The shallow well construction began on July 27th.

The group members have participated in the material collection and excavation process.

Excavation of this well has been slow and difficult. The challenge that they are facing is the presence of the bed rock that is making the excavation difficult. This will affect the depth to which the group can dig. To mitigate this problem there are structural adjustments to the design they are planning to implement.  Perforated pipe will be laid behind the sand dam in the same location. As the dam matures, sand will cover the pipes and water held by the sand will filter into the pipes and then flow to the shallow well. This design will greatly increase the recharge rate of the shallow well, ensuring the supply of water even if the well is not dug very deep. This construction will take longer, but access to clean water is certainly worth the effort.

PROJECT RESULT

This project took longer than usual because of a low turnout of workers.

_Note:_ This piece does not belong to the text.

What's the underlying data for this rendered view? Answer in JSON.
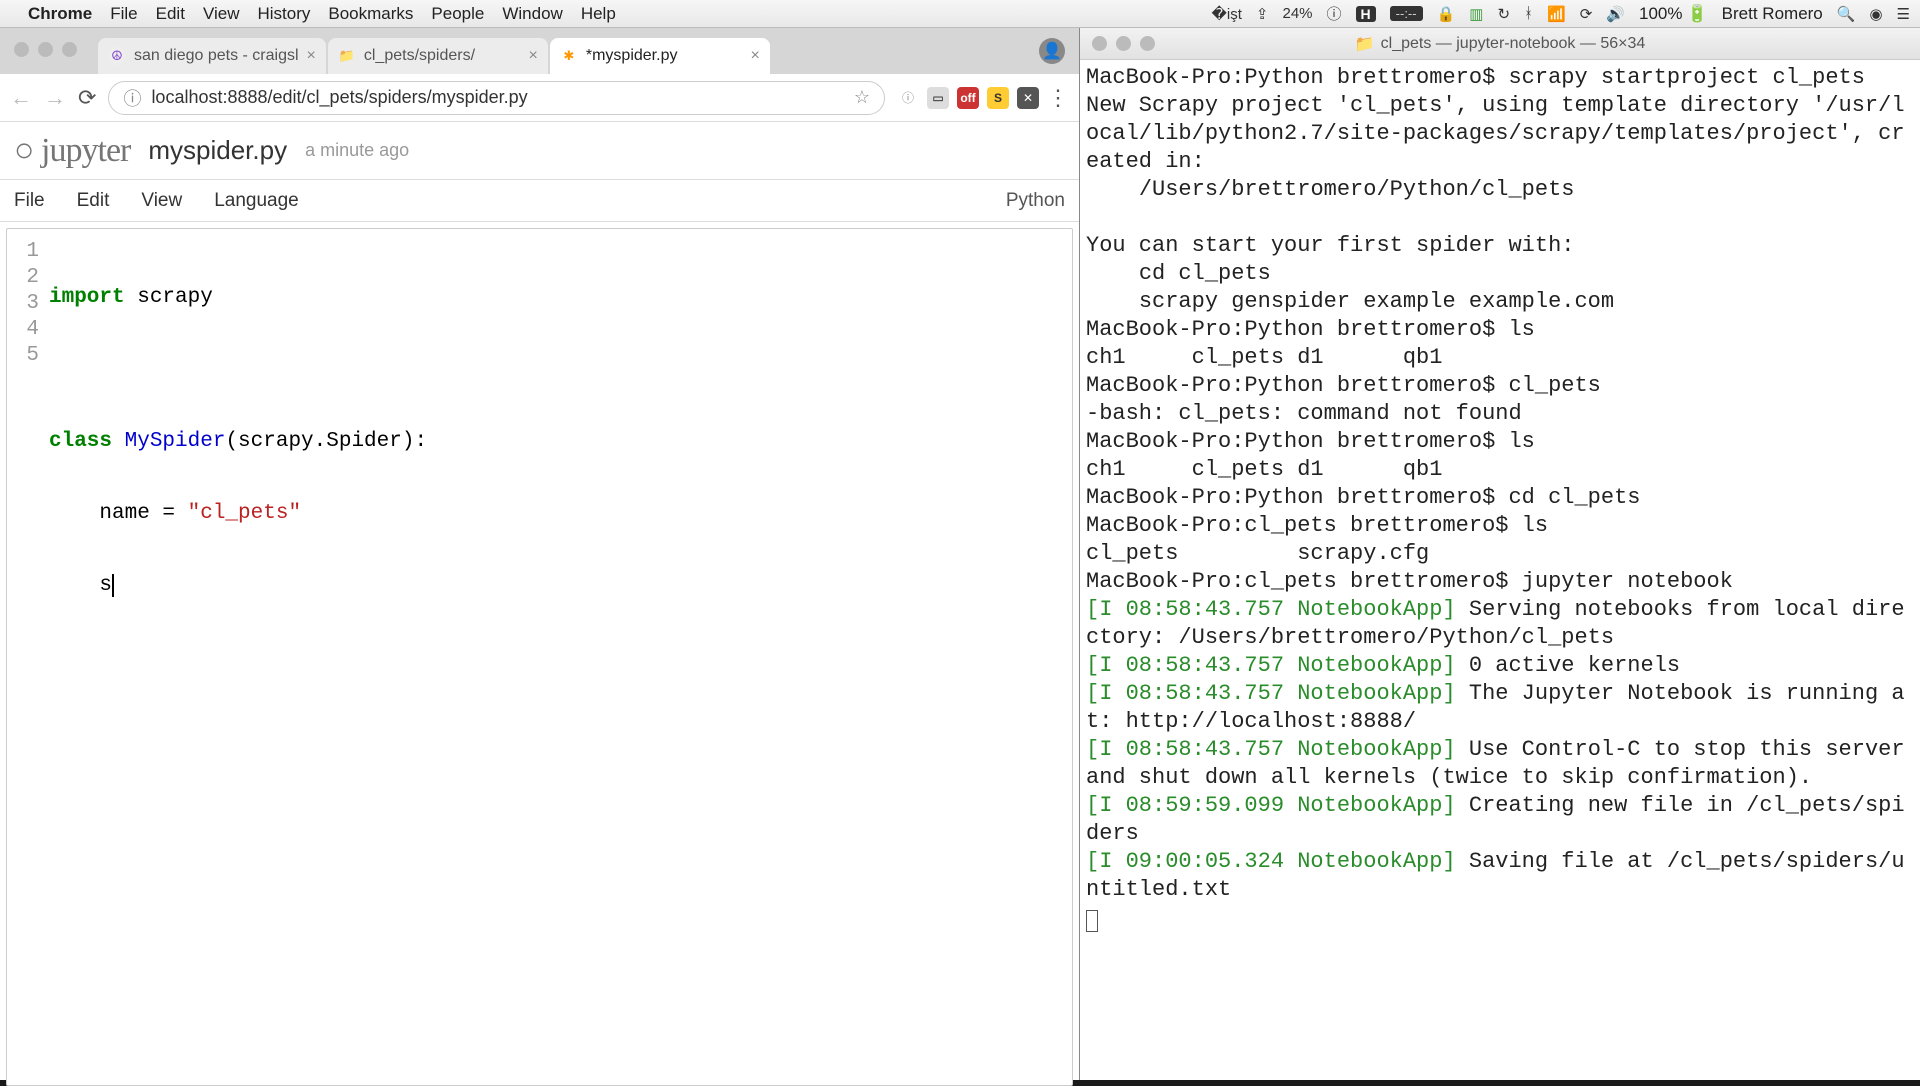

Only four men were able to excavate, so the labor spanned over one month. The excavation began on September 10th and continued until October 21st. Now that the well is fully dug with pump installed, the community will benefit from groundwater provided by the nearby sand dam.

Project Updates


11/18/2015: Musunguu Self-Help Group Shallow Well Complete

We are thrilled to inform you that the community of the Musunguu Self-Help Group has a new source of safe, clean water. Our partner also worked with the community to improve their farming techniques. This information can be found in the updated report along with pictures of the community, construction, and project results. The community is already enjoying and benefiting from these new resources, and is so grateful for the potential unlocked by this shallow well and its accompanying sand damn project.

The Water Project and the Musunguu Self-Help Group Community Thank You for making clean water a reality.


The Water Project : kenya4313-05-clean-water


10/02/2015: Challenges But Progress On The Musunguu Shallow Well

Thank you for your support of this community!  Due to normal implementation challenges, this project has experienced a short delay.  This project is being implemented simultaneously with an accompanying sand dam.  When digging the well, the community group faced a challenge when they hit bedrock – and could not continue.  We are now considering an alternative where pipes connected to the sand dam move and filter water to the shallow well.  This is a great solution when dams are young.  As they mature, sand covers the pipe and water will directly recharge the well without this needed intervention.  We have adjusted the final due date to reflect when we believe final reporting will be available.  We will, of course, stay in touch on progress and thank you for standing with this community!

In the mean time, take a look at the initial report and pictures posted of the project. And Thank You again for your help!


The Water Project : kenya4314-02-shallow-well-excavation


Project Photos


Project Type

Dug Well and Hand Pump

Hand-dug wells are best suited for clay, sand, gravel and mixed soil ground formations. A large diameter well is dug by hand, and then lined with either bricks or concrete to prevent contamination and collapse of the well. Once a water table is hit, the well is capped and a hand-pump is installed – creating a complete and enclosed water system.


 

 



Contributors

1 individual donor(s)